After an embarrassing torchbearer warm-up and introduction circle, the Pan Am staff told us about our "torchbearer journey". And I can say, with absolutely no cynicism or irony, the staff are amazing. They are the kind of young people that you want your kids to turn into. They are enthusiastic, kind, lots of fun and super-organized. The timing and operational intricacies of this event is mind boggling. And they do it around the world. I was runner 108, they had over 140 runners on that day. My group was 20 people. We were a motley crew that included a retired Beach Volleyball player, a shrink who banks at CIBC, a CIBC worker, a pharmacist, a teen volunteer. About half of the group were through sponsors (like me) and the other half volunteered on the PanAm website.
The torchbearers have the far easiest job in the convoy. The torch bearers run in a "box" -- it's a human box made up of burly police officers who surround you on every side. In front of the box is a truck with two people pointing massive cameras at you. In front of them are police cars and cops on bikes and motorcycles. Behind the "box" is more trucks and police. It's a huge convoy. And I was supposed to "trot gracefully" in the middle, as my mother said.
There are also PanAm staff who are on bikes who meet each torchbearer at their appointed stop and guide them through their run. The bikers are leapfrogging each other to make sure that you are never standing all by your lonesome at your spot.
The torchbearers are on a shuttle bus that travels a few hundred metres in front of the convoy. We were carrying our torches already, it is just the flame that is passed. (I can buy a torch for $550 but I guess I will just treasure this blog post instead). They drop you at your spot just a few minutes before the flame arrives.
The shuttle bus had a party atmosphere with lots of cheering and selfie-taking.
After about 20 minutes, or an eternity, it was finally my turn. Hayley the enthusiastic group leader cheers me off and then I step into ... a giant wall of people waiting for me!
Seems that spot 108 was in a No Frills parking lot and the store had gone all out. They had snacks, and a bullhorn and were setting up for a media event. And that media event was for the flame -- and by extension me.

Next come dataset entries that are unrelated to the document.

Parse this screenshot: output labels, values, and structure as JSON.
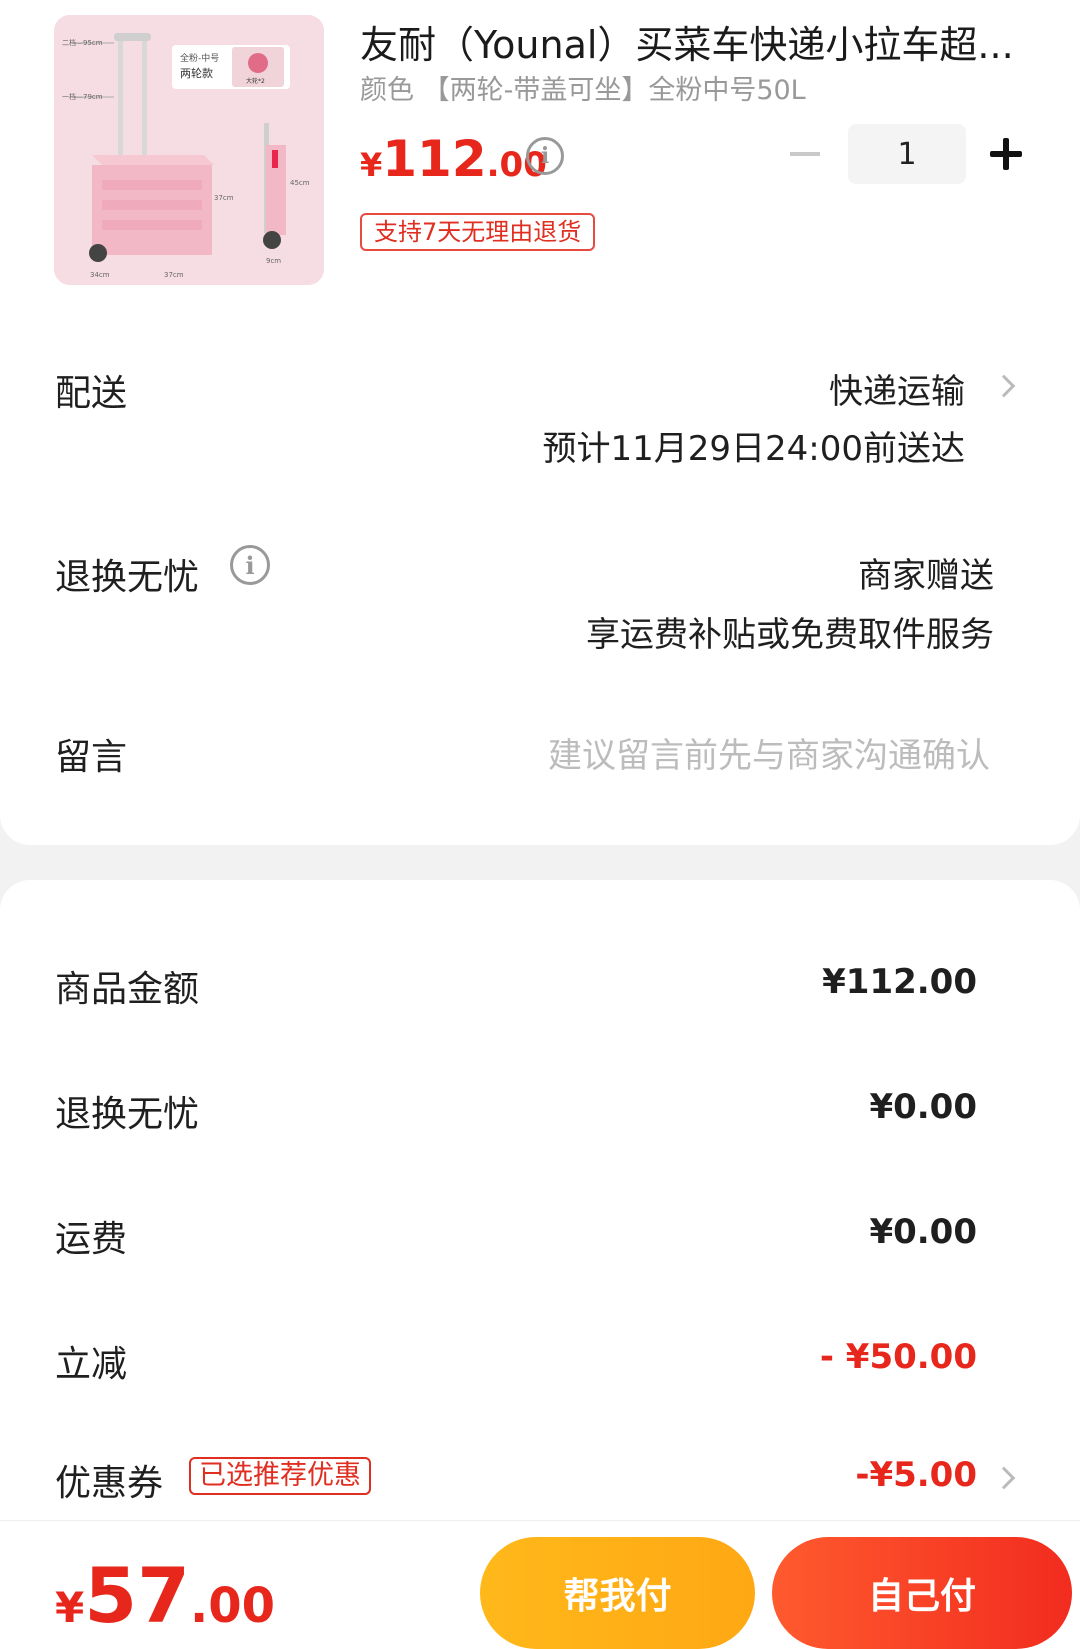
{
  "product": {
    "title": "友耐（Younal）买菜车快递小拉车超...",
    "spec": "颜色 【两轮-带盖可坐】全粉中号50L",
    "price_currency": "¥",
    "price_int": "112",
    "price_dec": ".00",
    "price_info_icon": "info-icon",
    "quantity": "1",
    "return_tag": "支持7天无理由退货",
    "image_labels": {
      "badge_line1": "全粉-中号",
      "badge_line2": "两轮款",
      "dim_top1": "二档—95cm",
      "dim_top2": "一档—79cm",
      "dim_h": "37cm",
      "dim_side": "45cm",
      "dim_w": "34cm",
      "dim_l": "37cm",
      "dim_s": "9cm",
      "wheel_label": "大轮*2"
    }
  },
  "delivery": {
    "label": "配送",
    "method": "快递运输",
    "estimate": "预计11月29日24:00前送达"
  },
  "worry_free": {
    "label": "退换无忧",
    "value": "商家赠送",
    "desc": "享运费补贴或免费取件服务"
  },
  "message": {
    "label": "留言",
    "placeholder": "建议留言前先与商家沟通确认"
  },
  "summary": {
    "goods_label": "商品金额",
    "goods_value": "¥112.00",
    "worry_label": "退换无忧",
    "worry_value": "¥0.00",
    "shipping_label": "运费",
    "shipping_value": "¥0.00",
    "discount_label": "立减",
    "discount_value": "- ¥50.00",
    "coupon_label": "优惠券",
    "coupon_tag": "已选推荐优惠",
    "coupon_value": "-¥5.00"
  },
  "bottom": {
    "total_currency": "¥",
    "total_int": "57",
    "total_dec": ".00",
    "help_pay": "帮我付",
    "self_pay": "自己付"
  },
  "colors": {
    "accent_red": "#e8271c",
    "accent_orange": "#ffb81a",
    "tag_red": "#e02e20",
    "muted_gray": "#999999"
  }
}
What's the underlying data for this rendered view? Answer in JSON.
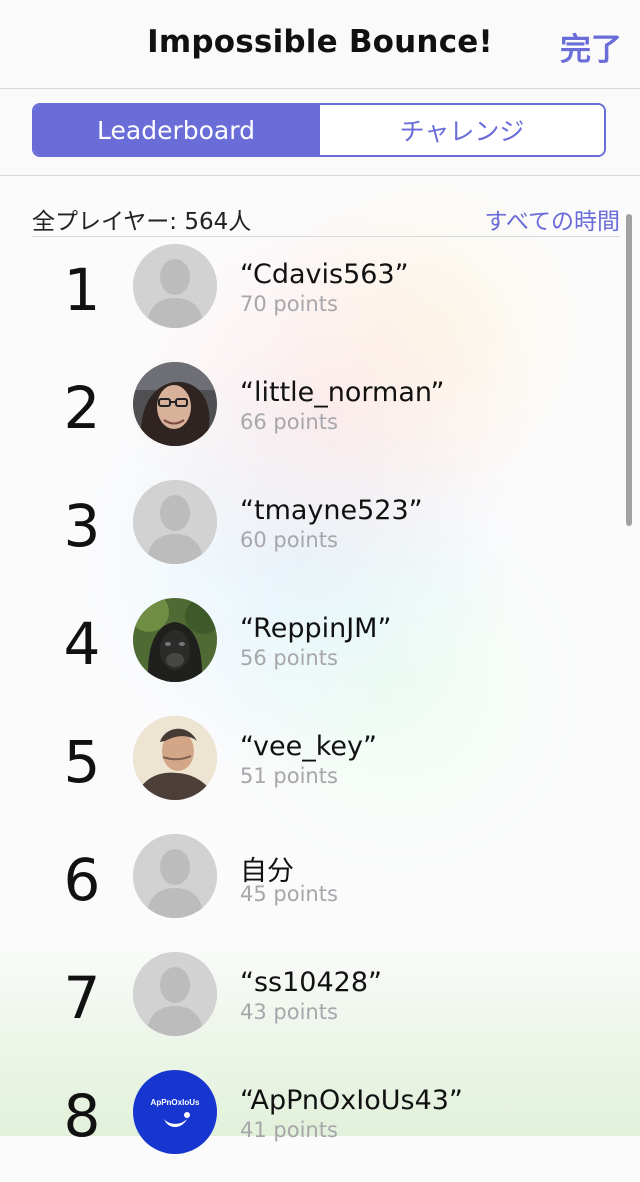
{
  "header": {
    "title": "Impossible Bounce!",
    "done_label": "完了"
  },
  "segmented": {
    "leaderboard_label": "Leaderboard",
    "challenge_label": "チャレンジ"
  },
  "summary": {
    "player_count_text": "全プレイヤー: 564人",
    "time_filter_label": "すべての時間"
  },
  "rows": [
    {
      "rank": "1",
      "name": "“Cdavis563”",
      "points": "70 points",
      "avatar": "default-avatar-icon"
    },
    {
      "rank": "2",
      "name": "“little_norman”",
      "points": "66 points",
      "avatar": "profile-photo-little-norman"
    },
    {
      "rank": "3",
      "name": "“tmayne523”",
      "points": "60 points",
      "avatar": "default-avatar-icon"
    },
    {
      "rank": "4",
      "name": "“ReppinJM”",
      "points": "56 points",
      "avatar": "profile-photo-reppinjm"
    },
    {
      "rank": "5",
      "name": "“vee_key”",
      "points": "51 points",
      "avatar": "profile-photo-vee-key"
    },
    {
      "rank": "6",
      "name": "自分",
      "points": "45 points",
      "avatar": "default-avatar-icon"
    },
    {
      "rank": "7",
      "name": "“ss10428”",
      "points": "43 points",
      "avatar": "default-avatar-icon"
    },
    {
      "rank": "8",
      "name": "“ApPnOxIoUs43”",
      "points": "41 points",
      "avatar": "profile-logo-appnoxious",
      "avatar_text": "ApPnOxIoUs"
    }
  ],
  "colors": {
    "accent": "#6a6dd8",
    "secondary_text": "#a6a6ab",
    "divider": "#d7d7dc"
  }
}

I stood awkwardly facing the crowd as the runner carrying a lighted torch ran up to transfer the flame to my torch and start on my 200-metre journey. But wait, said the Loblaws guy, we need pictures! And so number 107 and I had to stand there touching torches while everyone took pictures. People even took selfies. The manager with the bullhorn introduced us, and we took more pictures. My husband is giving me the "smile harder" look. And my police bodyguards were starting to look mean.
Eventually my hunky police detail yelled "no more pictures" and crowded around me like I was the Brangelina clan exiting LA airport. They shuffled me through the parking lot towards the street. Now was my turn to run -- but no! Traffic had built up during our photo op. So I stood there in my white polyester outfit as the police detail yelled "no more pictures!" and Deanna my PanAm runner kept reminding me to hold the torch with the logo out.
Finally we were on the move. I was lightly jogging, smiling, waving, I was like the Queen but without the matching hat and fugly shoes. Cars were honking, I was trying to remember to suck in my gut for the pictures and not worry about my double chin and then suddenly we were at Stop 109.
Deanna directed me to runner 109, we touched torches posed for more photos (gut sucked in!) and then I was done. The flame started moving west towards downtown Toronto and I had done my job carrying the flame through the parking lot and a block of Eglinton East.
And I was grateful.